:: Exercise requirements ::
Repeat the entries that appear below, exactly as they are given.

* * *

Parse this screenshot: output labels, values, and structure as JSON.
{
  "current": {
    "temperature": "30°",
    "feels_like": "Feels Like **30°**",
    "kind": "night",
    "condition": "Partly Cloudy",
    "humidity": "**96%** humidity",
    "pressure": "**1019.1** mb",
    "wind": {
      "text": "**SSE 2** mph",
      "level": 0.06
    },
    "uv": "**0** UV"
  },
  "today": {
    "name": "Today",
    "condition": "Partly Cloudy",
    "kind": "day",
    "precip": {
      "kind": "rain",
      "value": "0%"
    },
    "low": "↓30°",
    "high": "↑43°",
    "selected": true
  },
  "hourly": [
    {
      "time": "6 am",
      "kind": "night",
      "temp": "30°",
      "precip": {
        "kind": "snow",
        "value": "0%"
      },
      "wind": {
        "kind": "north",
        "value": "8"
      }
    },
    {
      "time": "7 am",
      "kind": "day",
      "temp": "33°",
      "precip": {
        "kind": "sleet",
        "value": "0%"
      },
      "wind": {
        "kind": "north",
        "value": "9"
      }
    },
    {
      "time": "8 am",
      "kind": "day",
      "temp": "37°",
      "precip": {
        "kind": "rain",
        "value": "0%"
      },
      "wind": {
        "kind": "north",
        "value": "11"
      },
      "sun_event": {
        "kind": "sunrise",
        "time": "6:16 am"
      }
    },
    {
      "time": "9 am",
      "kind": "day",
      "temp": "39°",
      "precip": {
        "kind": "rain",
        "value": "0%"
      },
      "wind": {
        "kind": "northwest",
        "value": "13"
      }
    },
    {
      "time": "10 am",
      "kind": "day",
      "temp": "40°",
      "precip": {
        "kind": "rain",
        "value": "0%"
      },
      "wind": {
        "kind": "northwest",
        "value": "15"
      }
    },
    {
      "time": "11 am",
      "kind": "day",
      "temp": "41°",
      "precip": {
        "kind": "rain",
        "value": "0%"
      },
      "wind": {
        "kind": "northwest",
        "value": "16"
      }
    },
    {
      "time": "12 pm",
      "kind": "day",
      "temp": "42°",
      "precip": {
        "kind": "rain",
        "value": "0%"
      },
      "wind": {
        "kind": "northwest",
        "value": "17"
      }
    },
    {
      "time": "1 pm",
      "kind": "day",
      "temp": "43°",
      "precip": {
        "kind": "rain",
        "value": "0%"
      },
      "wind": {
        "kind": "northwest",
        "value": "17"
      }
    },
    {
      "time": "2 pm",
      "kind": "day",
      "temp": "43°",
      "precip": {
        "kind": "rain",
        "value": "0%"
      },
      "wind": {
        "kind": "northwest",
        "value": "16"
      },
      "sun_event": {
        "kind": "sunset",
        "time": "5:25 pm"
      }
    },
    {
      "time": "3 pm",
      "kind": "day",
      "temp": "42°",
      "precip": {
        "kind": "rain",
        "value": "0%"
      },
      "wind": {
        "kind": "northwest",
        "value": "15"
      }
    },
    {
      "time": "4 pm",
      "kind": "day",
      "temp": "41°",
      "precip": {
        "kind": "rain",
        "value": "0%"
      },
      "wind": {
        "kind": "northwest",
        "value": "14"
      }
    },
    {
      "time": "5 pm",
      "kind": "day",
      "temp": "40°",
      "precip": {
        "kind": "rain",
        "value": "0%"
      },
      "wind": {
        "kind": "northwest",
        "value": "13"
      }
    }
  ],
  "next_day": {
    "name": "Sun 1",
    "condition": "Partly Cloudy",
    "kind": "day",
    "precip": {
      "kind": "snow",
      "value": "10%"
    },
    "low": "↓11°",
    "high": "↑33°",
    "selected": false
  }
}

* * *

:: Task output ::
Parse this screenshot: output labels, values, and structure as JSON.
{
  "current": {
    "temperature": "30°",
    "feels_like": "Feels Like **30°**",
    "kind": "night",
    "condition": "Partly Cloudy",
    "humidity": "**96%** humidity",
    "pressure": "**1019.1** mb",
    "wind": {
      "text": "**SSE 2** mph",
      "level": 0.06
    },
    "uv": "**0** UV"
  },
  "today": {
    "name": "Today",
    "condition": "Partly Cloudy",
    "kind": "day",
    "precip": {
      "kind": "rain",
      "value": "0%"
    },
    "low": "↓30°",
    "high": "↑43°",
    "selected": true
  },
  "hourly": [
    {
      "time": "6 am",
      "kind": "night",
      "temp": "30°",
      "precip": {
        "kind": "snow",
        "value": "0%"
      },
      "wind": {
        "kind": "north",
        "value": "8"
      }
    },
    {
      "time": "7 am",
      "kind": "day",
      "temp": "33°",
      "precip": {
        "kind": "sleet",
        "value": "0%"
      },
      "wind": {
        "kind": "north",
        "value": "9"
      }
    },
    {
      "time": "8 am",
      "kind": "day",
      "temp": "37°",
      "precip": {
        "kind": "rain",
        "value": "0%"
      },
      "wind": {
        "kind": "north",
        "value": "11"
      },
      "sun_event": {
        "kind": "sunrise",
        "time": "6:16 am"
      }
    },
    {
      "time": "9 am",
      "kind": "day",
      "temp": "39°",
      "precip": {
        "kind": "rain",
        "value": "0%"
      },
      "wind": {
        "kind": "northwest",
        "value": "13"
      }
    },
    {
      "time": "10 am",
      "kind": "day",
      "temp": "40°",
      "precip": {
        "kind": "rain",
        "value": "0%"
      },
      "wind": {
        "kind": "northwest",
        "value": "15"
      }
    },
    {
      "time": "11 am",
      "kind": "day",
      "temp": "41°",
      "precip": {
        "kind": "rain",
        "value": "0%"
      },
      "wind": {
        "kind": "northwest",
        "value": "16"
      }
    },
    {
      "time": "12 pm",
      "kind": "day",
      "temp": "42°",
      "precip": {
        "kind": "rain",
        "value": "0%"
      },
      "wind": {
        "kind": "northwest",
        "value": "17"
      }
    },
    {
      "time": "1 pm",
      "kind": "day",
      "temp": "43°",
      "precip": {
        "kind": "rain",
        "value": "0%"
      },
      "wind": {
        "kind": "northwest",
        "value": "17"
      }
    },
    {
      "time": "2 pm",
      "kind": "day",
      "temp": "43°",
      "precip": {
        "kind": "rain",
        "value": "0%"
      },
      "wind": {
        "kind": "northwest",
        "value": "16"
      },
      "sun_event": {
        "kind": "sunset",
        "time": "5:25 pm"
      }
    },
    {
      "time": "3 pm",
      "kind": "day",
      "temp": "42°",
      "precip": {
        "kind": "rain",
        "value": "0%"
      },
      "wind": {
        "kind": "northwest",
        "value": "15"
      }
    },
    {
      "time": "4 pm",
      "kind": "day",
      "temp": "41°",
      "precip": {
        "kind": "rain",
        "value": "0%"
      },
      "wind": {
        "kind": "northwest",
        "value": "14"
      }
    },
    {
      "time": "5 pm",
      "kind": "day",
      "temp": "40°",
      "precip": {
        "kind": "rain",
        "value": "0%"
      },
      "wind": {
        "kind": "northwest",
        "value": "13"
      }
    }
  ],
  "next_day": {
    "name": "Sun 1",
    "condition": "Partly Cloudy",
    "kind": "day",
    "precip": {
      "kind": "snow",
      "value": "10%"
    },
    "low": "↓11°",
    "high": "↑33°",
    "selected": false
  }
}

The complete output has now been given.